We've been told our entire lives that we must go to college if we want to make a life for ourselves. We were told that once we obtained that college degree, it would open doors for us. But if you really think about it, the doors aren’t opening now like they once did. In fact, a modern graduate might come to find that a college education is now actually closing them.
Why? If we go back to our parent’s and grandparents' generation, college was cheaper. We’ve all heard them say proudly, “I paid for my entire education with no help, and all it took was years of hard work!” Normally, they say this with the intention of making us sound lazy. However, the price of a four-year public institution in 1982 was $2,810 a year. If that were the case now, all our hard work would pay that off easily. But, unlike the generations before us, we have to worry about much, much more than that. However, nobody really tells us this when they're pressuring us into going to college.
As a student in my junior year at a private university, I am now figuring out that all the hype might be complete bull. With all due respect to higher education, it isn’t the golden ticket that everyone makes it out to be.
What information can we get from attending a university that we can’t obtain from Google or YouTube? In a simple search for “Harvard Law classroom lecture” on YouTube, I gained access to something Harvard students pay an arm and a leg for -- hours worth of prestigious lecture material. If I can watch college classes online for free, then what am I paying for? Why has education attracted such a high price tag when the Internet allows us access to all the information we could ever need for free?

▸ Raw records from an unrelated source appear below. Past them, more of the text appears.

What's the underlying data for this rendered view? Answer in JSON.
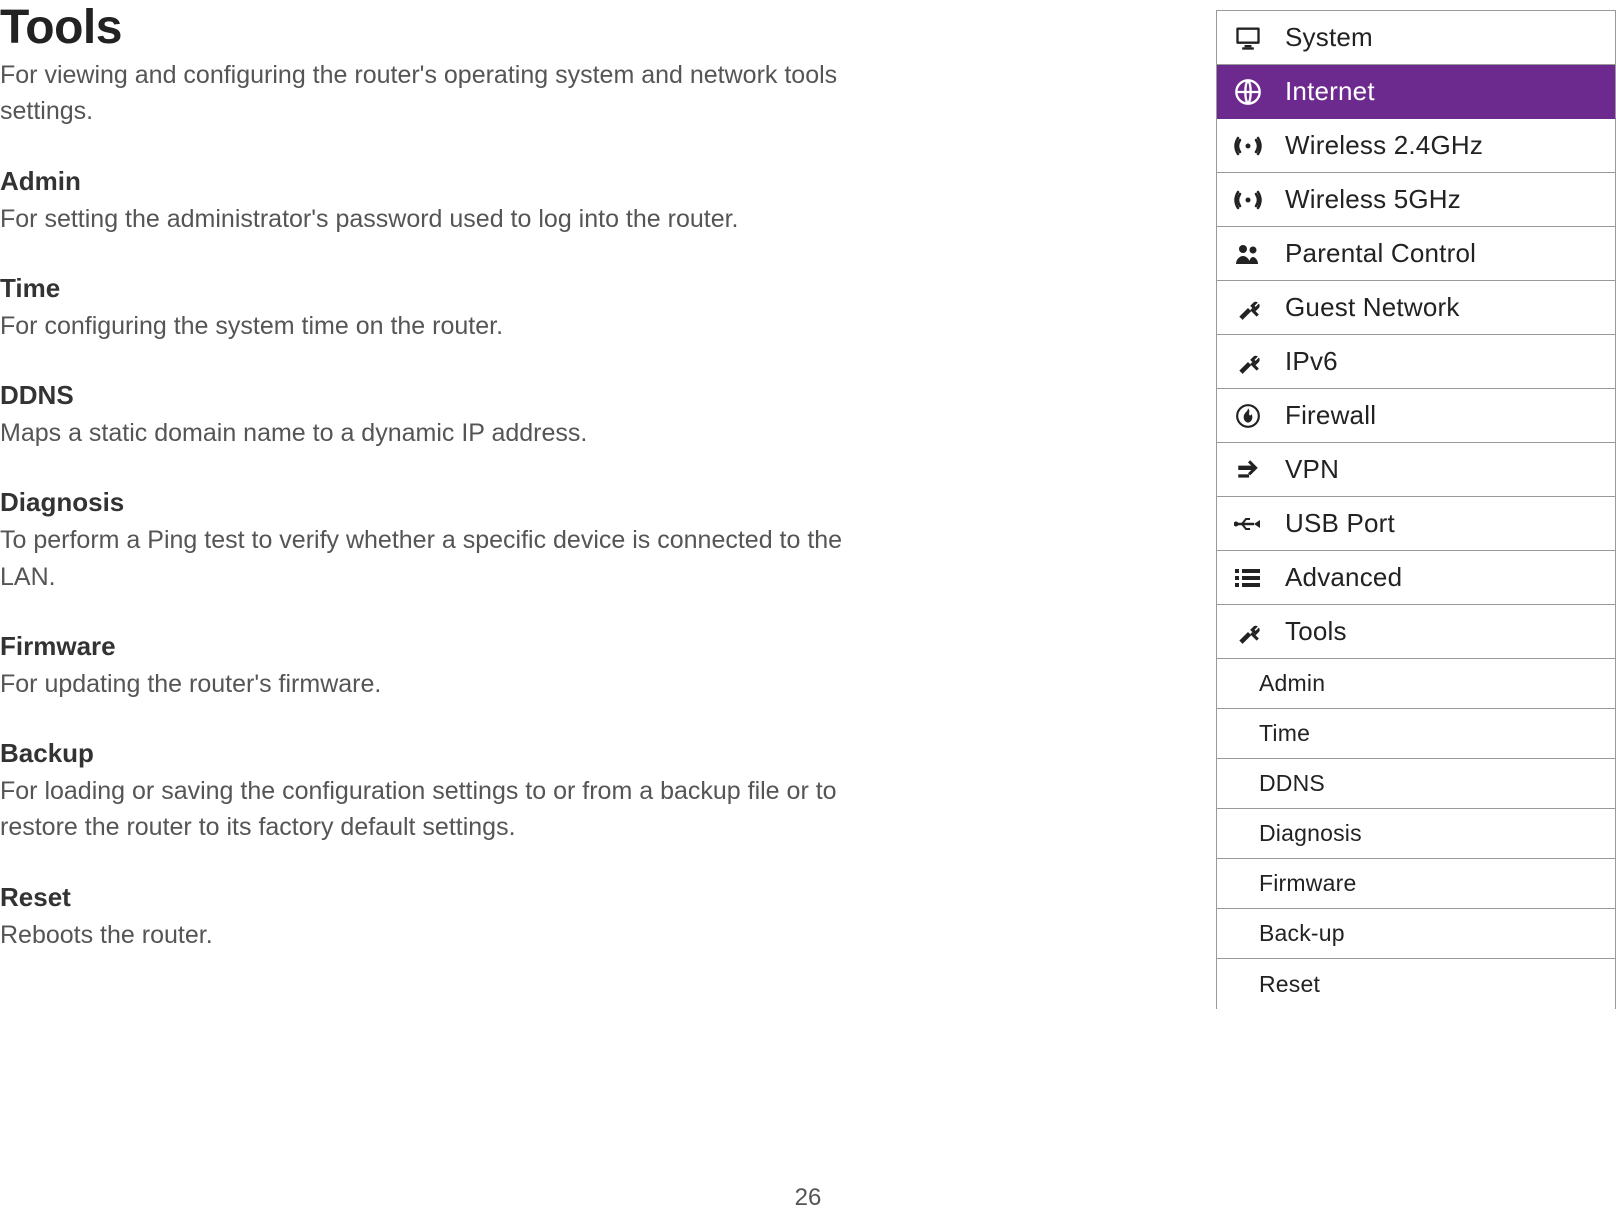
{
  "page": {
    "title": "Tools",
    "intro": "For viewing and configuring the router's operating system and network tools settings.",
    "sections": [
      {
        "title": "Admin",
        "desc": "For setting the administrator's password used to log into the router."
      },
      {
        "title": "Time",
        "desc": "For configuring the system time on the router."
      },
      {
        "title": "DDNS",
        "desc": "Maps a static domain name to a dynamic IP address."
      },
      {
        "title": "Diagnosis",
        "desc": "To perform a Ping test to verify whether a specific device is connected to the LAN."
      },
      {
        "title": "Firmware",
        "desc": "For updating the router's firmware."
      },
      {
        "title": "Backup",
        "desc": "For loading or saving the configuration settings to or from a backup file or to restore the router to its factory default settings."
      },
      {
        "title": "Reset",
        "desc": "Reboots the router."
      }
    ],
    "page_number": "26"
  },
  "menu": {
    "items": [
      {
        "label": "System",
        "icon": "monitor-icon",
        "selected": false
      },
      {
        "label": "Internet",
        "icon": "globe-icon",
        "selected": true
      },
      {
        "label": "Wireless 2.4GHz",
        "icon": "wifi-icon",
        "selected": false
      },
      {
        "label": "Wireless 5GHz",
        "icon": "wifi-icon",
        "selected": false
      },
      {
        "label": "Parental Control",
        "icon": "people-icon",
        "selected": false
      },
      {
        "label": "Guest Network",
        "icon": "tools-icon",
        "selected": false
      },
      {
        "label": "IPv6",
        "icon": "tools-icon",
        "selected": false
      },
      {
        "label": "Firewall",
        "icon": "flame-icon",
        "selected": false
      },
      {
        "label": "VPN",
        "icon": "arrows-icon",
        "selected": false
      },
      {
        "label": "USB Port",
        "icon": "usb-icon",
        "selected": false
      },
      {
        "label": "Advanced",
        "icon": "list-icon",
        "selected": false
      },
      {
        "label": "Tools",
        "icon": "tools-icon",
        "selected": false
      }
    ],
    "sub_items": [
      {
        "label": "Admin"
      },
      {
        "label": "Time"
      },
      {
        "label": "DDNS"
      },
      {
        "label": "Diagnosis"
      },
      {
        "label": "Firmware"
      },
      {
        "label": "Back-up"
      },
      {
        "label": "Reset"
      }
    ]
  }
}
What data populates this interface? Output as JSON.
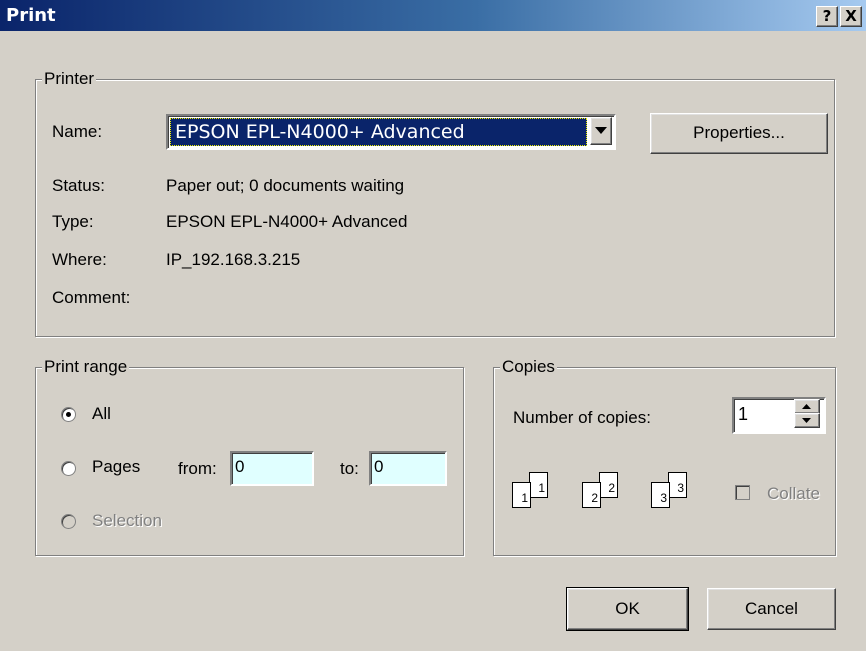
{
  "window": {
    "title": "Print",
    "help_btn": "?",
    "close_btn": "X"
  },
  "printer": {
    "legend": "Printer",
    "name_label": "Name:",
    "name_value": "EPSON EPL-N4000+ Advanced",
    "properties_label": "Properties...",
    "status_label": "Status:",
    "status_value": "Paper out; 0 documents waiting",
    "type_label": "Type:",
    "type_value": "EPSON EPL-N4000+ Advanced",
    "where_label": "Where:",
    "where_value": "IP_192.168.3.215",
    "comment_label": "Comment:",
    "comment_value": ""
  },
  "range": {
    "legend": "Print range",
    "all_label": "All",
    "pages_label": "Pages",
    "from_label": "from:",
    "from_value": "0",
    "to_label": "to:",
    "to_value": "0",
    "selection_label": "Selection",
    "selected": "All"
  },
  "copies": {
    "legend": "Copies",
    "number_label": "Number of copies:",
    "number_value": "1",
    "collate_label": "Collate",
    "collate_checked": false,
    "page_icons": [
      [
        "1",
        "1"
      ],
      [
        "2",
        "2"
      ],
      [
        "3",
        "3"
      ]
    ]
  },
  "buttons": {
    "ok": "OK",
    "cancel": "Cancel"
  },
  "colors": {
    "title_start": "#0a246a",
    "title_end": "#a6caf0",
    "face": "#d4d0c8",
    "selection": "#0a246a",
    "input_bg": "#e0ffff"
  }
}
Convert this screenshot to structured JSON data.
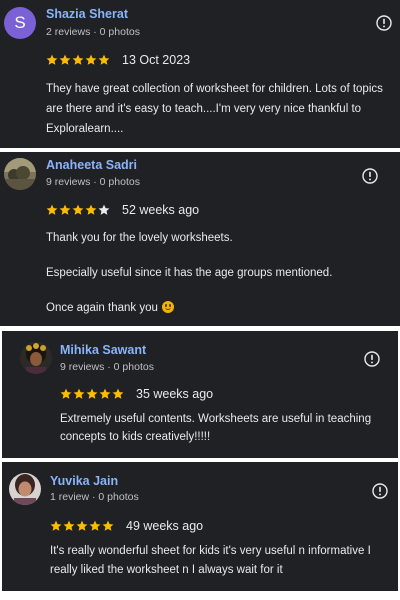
{
  "reviews": [
    {
      "name": "Shazia Sherat",
      "avatar_letter": "S",
      "meta": "2 reviews · 0 photos",
      "rating": 5,
      "date": "13 Oct 2023",
      "text": "They have great collection of worksheet for children. Lots of topics are there and it's easy to teach....I'm very very nice thankful to Exploralearn...."
    },
    {
      "name": "Anaheeta Sadri",
      "meta": "9 reviews · 0 photos",
      "rating": 4,
      "date": "52 weeks ago",
      "paragraphs": [
        "Thank you for the lovely worksheets.",
        "Especially useful since it has the age groups mentioned.",
        "Once again thank you"
      ]
    },
    {
      "name": "Mihika Sawant",
      "meta": "9 reviews · 0 photos",
      "rating": 5,
      "date": "35 weeks ago",
      "text": "Extremely useful contents. Worksheets are useful in teaching concepts to kids creatively!!!!!"
    },
    {
      "name": "Yuvika Jain",
      "meta": "1 review · 0 photos",
      "rating": 5,
      "date": "49 weeks ago",
      "text": "It's really wonderful sheet for kids it's very useful n informative I really liked the worksheet n I always wait for it"
    }
  ],
  "colors": {
    "card_background": "#202124",
    "name_link": "#8ab4f8",
    "star_filled": "#fbbc04",
    "star_empty": "#e8eaed",
    "avatar_letter_bg": "#7b61d6"
  },
  "icons": {
    "report": "info-circle-icon",
    "emoji": "smiling-face-icon"
  }
}
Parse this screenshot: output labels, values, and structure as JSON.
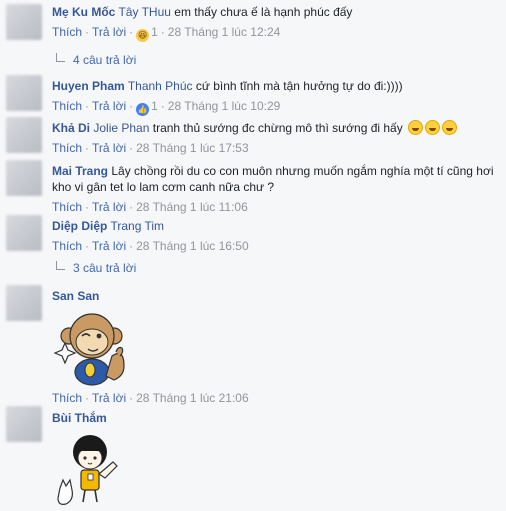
{
  "labels": {
    "like": "Thích",
    "reply": "Trả lời",
    "dot": "·"
  },
  "comments": [
    {
      "name": "Mẹ Ku Mốc",
      "tag": "Tây THuu",
      "text": "em thấy chưa ế là hạnh phúc đấy",
      "reaction_icon": "haha-icon",
      "reaction_count": "1",
      "time": "28 Tháng 1 lúc 12:24"
    },
    {
      "name": "Huyen Pham",
      "tag": "Thanh Phúc",
      "text": "cứ bình tĩnh mà tận hưởng tự do đi:))))",
      "reaction_icon": "like-icon",
      "reaction_count": "1",
      "time": "28 Tháng 1 lúc 10:29"
    },
    {
      "name": "Khả Di",
      "tag": "Jolie Phan",
      "text": "tranh thủ sướng đc chừng mô thì sướng đi hấy",
      "time": "28 Tháng 1 lúc 17:53"
    },
    {
      "name": "Mai Trang",
      "text": "Lây chồng rồi du co con muôn nhưng muốn ngắm nghía một tí cũng hơi kho vi gân tet lo lam cơm canh nữa chư ?",
      "time": "28 Tháng 1 lúc 11:06"
    },
    {
      "name": "Diệp Diệp",
      "tag": "Trang Tim",
      "text": "",
      "time": "28 Tháng 1 lúc 16:50"
    },
    {
      "name": "San San",
      "text": "",
      "time": "28 Tháng 1 lúc 21:06"
    },
    {
      "name": "Bùi Thắm",
      "text": ""
    }
  ],
  "replies": [
    {
      "label": "4 câu trả lời"
    },
    {
      "label": "3 câu trả lời"
    }
  ],
  "colors": {
    "link": "#365899",
    "action": "#4267b2",
    "meta": "#90949c",
    "background": "#f6f7f9"
  }
}
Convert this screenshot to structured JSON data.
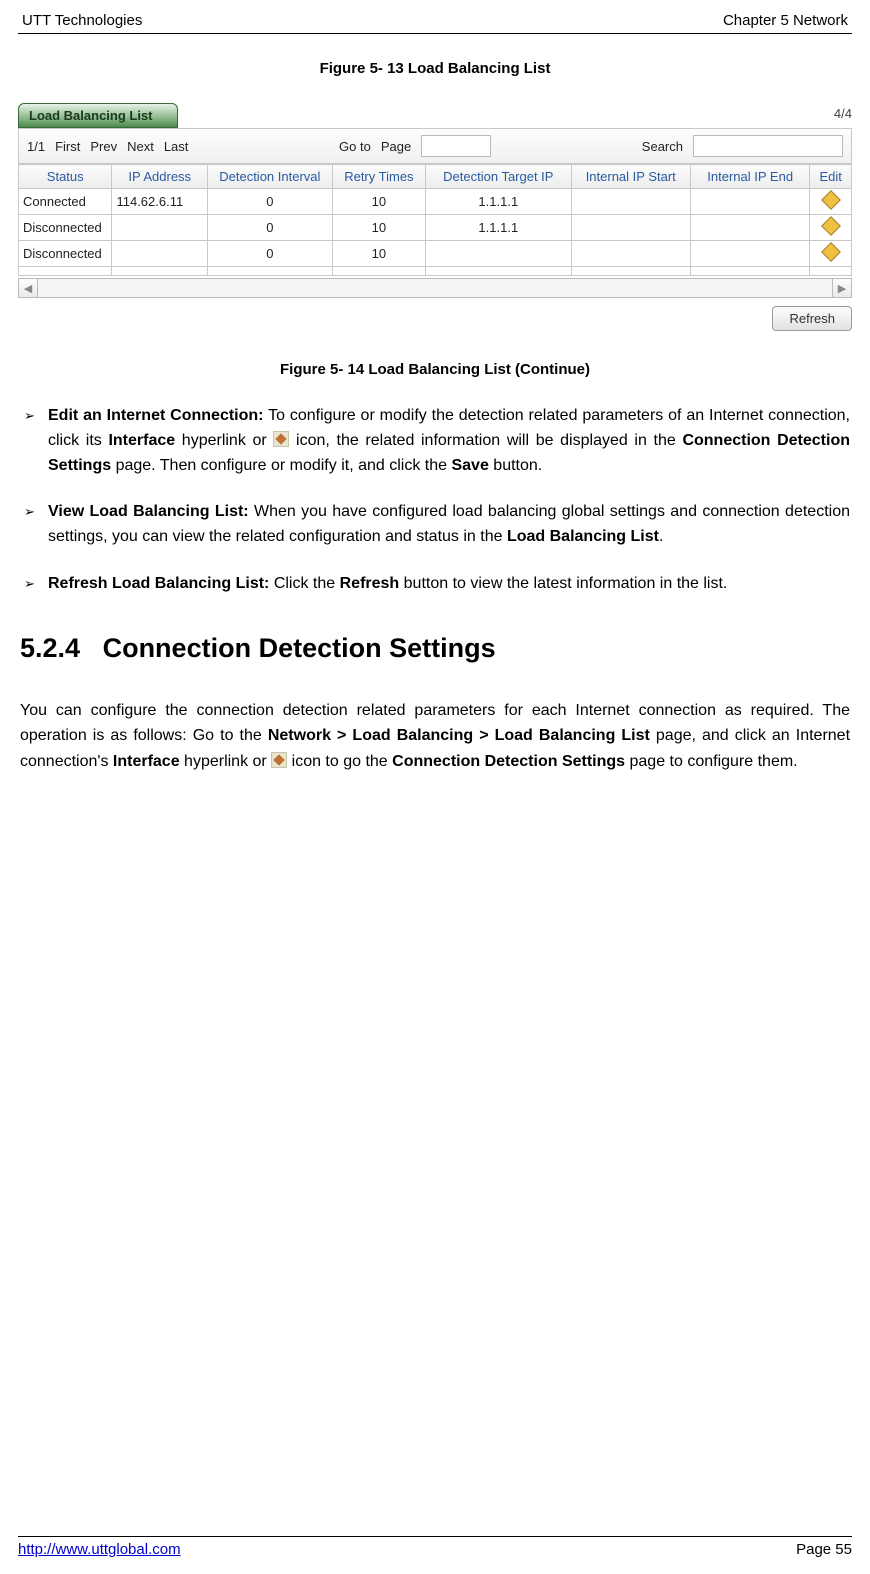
{
  "header": {
    "left": "UTT Technologies",
    "right": "Chapter 5 Network"
  },
  "figure13": "Figure 5- 13 Load Balancing List",
  "figure14": "Figure 5- 14 Load Balancing List (Continue)",
  "widget": {
    "tab": "Load Balancing List",
    "count": "4/4",
    "toolbar": {
      "pager": "1/1",
      "first": "First",
      "prev": "Prev",
      "next": "Next",
      "last": "Last",
      "goto": "Go to",
      "page": "Page",
      "page_value": "",
      "search": "Search",
      "search_value": ""
    },
    "headers": [
      "Status",
      "IP Address",
      "Detection Interval",
      "Retry Times",
      "Detection Target IP",
      "Internal IP Start",
      "Internal IP End",
      "Edit"
    ],
    "rows": [
      {
        "status": "Connected",
        "ip": "114.62.6.11",
        "interval": "0",
        "retry": "10",
        "target": "1.1.1.1",
        "istart": "",
        "iend": "",
        "edit": true
      },
      {
        "status": "Disconnected",
        "ip": "",
        "interval": "0",
        "retry": "10",
        "target": "1.1.1.1",
        "istart": "",
        "iend": "",
        "edit": true
      },
      {
        "status": "Disconnected",
        "ip": "",
        "interval": "0",
        "retry": "10",
        "target": "",
        "istart": "",
        "iend": "",
        "edit": true
      },
      {
        "status": "",
        "ip": "",
        "interval": "",
        "retry": "",
        "target": "",
        "istart": "",
        "iend": "",
        "edit": false
      }
    ],
    "refresh": "Refresh"
  },
  "bullets": {
    "b1a": "Edit an Internet Connection:",
    "b1b": " To configure or modify the detection related parameters of an Internet connection, click its ",
    "b1c": "Interface",
    "b1d": " hyperlink or ",
    "b1e": " icon, the related information will be displayed in the ",
    "b1f": "Connection Detection Settings",
    "b1g": " page. Then configure or modify it, and click the ",
    "b1h": "Save",
    "b1i": " button.",
    "b2a": "View Load Balancing List:",
    "b2b": " When you have configured load balancing global settings and connection detection settings, you can view the related configuration and status in the ",
    "b2c": "Load Balancing List",
    "b2d": ".",
    "b3a": "Refresh Load Balancing List:",
    "b3b": " Click the ",
    "b3c": "Refresh",
    "b3d": " button to view the latest information in the list."
  },
  "section": {
    "number": "5.2.4",
    "title": "Connection Detection Settings"
  },
  "para": {
    "p1": "You can configure the connection detection related parameters for each Internet connection as required. The operation is as follows: Go to the ",
    "p2": "Network > Load Balancing > Load Balancing List",
    "p3": " page, and click an Internet connection's ",
    "p4": "Interface",
    "p5": " hyperlink or ",
    "p6": " icon to go the ",
    "p7": "Connection Detection Settings",
    "p8": " page to configure them."
  },
  "footer": {
    "url": "http://www.uttglobal.com",
    "page": "Page 55"
  }
}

Then, there's the label you acquire by attending what you've been told is “a good school.” If you get into one of these “good schools,” then you are intelligent, gifted and meant for great things. In reality, the only thing separating this “good school” from the masses is the price tag.
We're advised against technical schools because blue-collar jobs are... what? What are they, society? Not as esteemed as four-year institutions? Not good enough? These schools might just be the diamonds in the rough, because not only are these workers getting paid on the same levels as holders of four-year degrees, they're graduating from their programs with much less debt. According to Forbes, an elevator repairman makes $73,560 a year. This is already more than the average salary of a registered nurse, which is $69,790, and a lawyer’s median salary is only around $62,000. It doesn’t take a degree to know which two of the three are going to have a suffocating amount of debt.
So the question comes back to what exactly are we paying for? Some claim it’s the interconnectedness that students experience while being surrounded by young, like-minded people and the opportunities to share ideas. However, given the choice, I would not willingly make these costly sacrifices for those experiences alone.
“It was explicitly not vocational, the point was to introduce students to the extraordinary achievements of humanity, and science, literature, art, music, and motivate students to continue exploring those things for a lifetime.” – David Ray
He's referring to a time when students went to college for a quality education, not job preparation. But what happens when the quality of education isn't reliable anymore? Your degree isn't like a pair of shoes. You can't return it for a refund when it doesn't fit right.
Yes, the college degree is worth something. But all it’s worth might not be worth it anymore.